- Include a full manuscript for the abstract, introduction, and methods without the results and discussion sections.
- The methods must contain a complete analysis plan of what is to be included in the full article.
- If the submission passes initial review, then the authors will receive an in-principle acceptance prior to data collection or analysis of the outcomes.
- The study protocol and/or analysis plan (as well as the draft of the Registered Report proposal) need to be pre-registered at PsychArchives.
- For the second stage of review, authors submit a complete manuscript. Reviewers assess the extent to which the authors followed the pre-registered design and/or analysis plan, and evaluate non-outcome relevant criteria (e.g., manipulation checks) to confirm whether the research was an effective test of the research question.
Openness and Transparency on Published PapersIn the interest of transparency and openness, papers published in PS will contain (among others) following information:
- author names and details (including contributorship roles according to the CRediT System)
- special information on the paper (i.e., category, type, invited, part of paper collection)
- abstract(s) and keywords (perhaps both even in an optional second language)
- key insights; relevance statement; plain-language summary (optional)
- URLs to supplements on PsychArchives; Open Science badges
- handling editor name; total number of review rounds and reviewers; reviewer names (if opted in); available pre-publication peer-reviews (if opted in) as supplements
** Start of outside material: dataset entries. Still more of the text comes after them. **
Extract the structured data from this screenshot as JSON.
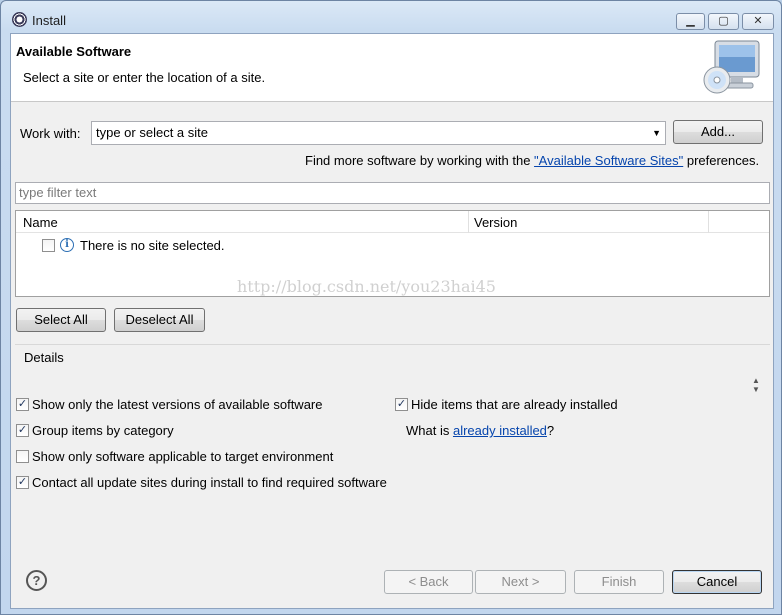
{
  "window": {
    "title": "Install",
    "minimize_glyph": "▁",
    "maximize_glyph": "▢",
    "close_glyph": "✕"
  },
  "banner": {
    "title": "Available Software",
    "description": "Select a site or enter the location of a site.",
    "icon": "monitor-cd-icon"
  },
  "work_with": {
    "label": "Work with:",
    "value": "type or select a site",
    "add_button": "Add...",
    "hint_prefix": "Find more software by working with the ",
    "hint_link": "\"Available Software Sites\"",
    "hint_suffix": " preferences."
  },
  "filter": {
    "placeholder": "type filter text"
  },
  "table": {
    "columns": [
      "Name",
      "Version"
    ],
    "rows": [
      {
        "checked": false,
        "icon": "info-icon",
        "text": "There is no site selected."
      }
    ]
  },
  "selection": {
    "select_all": "Select All",
    "deselect_all": "Deselect All"
  },
  "watermark": "http://blog.csdn.net/you23hai45",
  "details": {
    "label": "Details"
  },
  "options": {
    "latest_versions": {
      "label": "Show only the latest versions of available software",
      "checked": true
    },
    "group_by_category": {
      "label": "Group items by category",
      "checked": true
    },
    "target_env": {
      "label": "Show only software applicable to target environment",
      "checked": false
    },
    "contact_sites": {
      "label": "Contact all update sites during install to find required software",
      "checked": true
    },
    "hide_installed": {
      "label": "Hide items that are already installed",
      "checked": true
    },
    "what_is_prefix": "What is ",
    "what_is_link": "already installed",
    "what_is_suffix": "?"
  },
  "footer": {
    "help_glyph": "?",
    "back": "< Back",
    "next": "Next >",
    "finish": "Finish",
    "cancel": "Cancel"
  },
  "colors": {
    "link": "#0645ad",
    "titlebar": "#c9dcf0",
    "dialog_bg": "#f0f0f0"
  }
}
- statements on funding, competing interests, other manuscript versions, ethics, acknowledgements, and other issues
- basic history (e.g., date of submission and acceptance)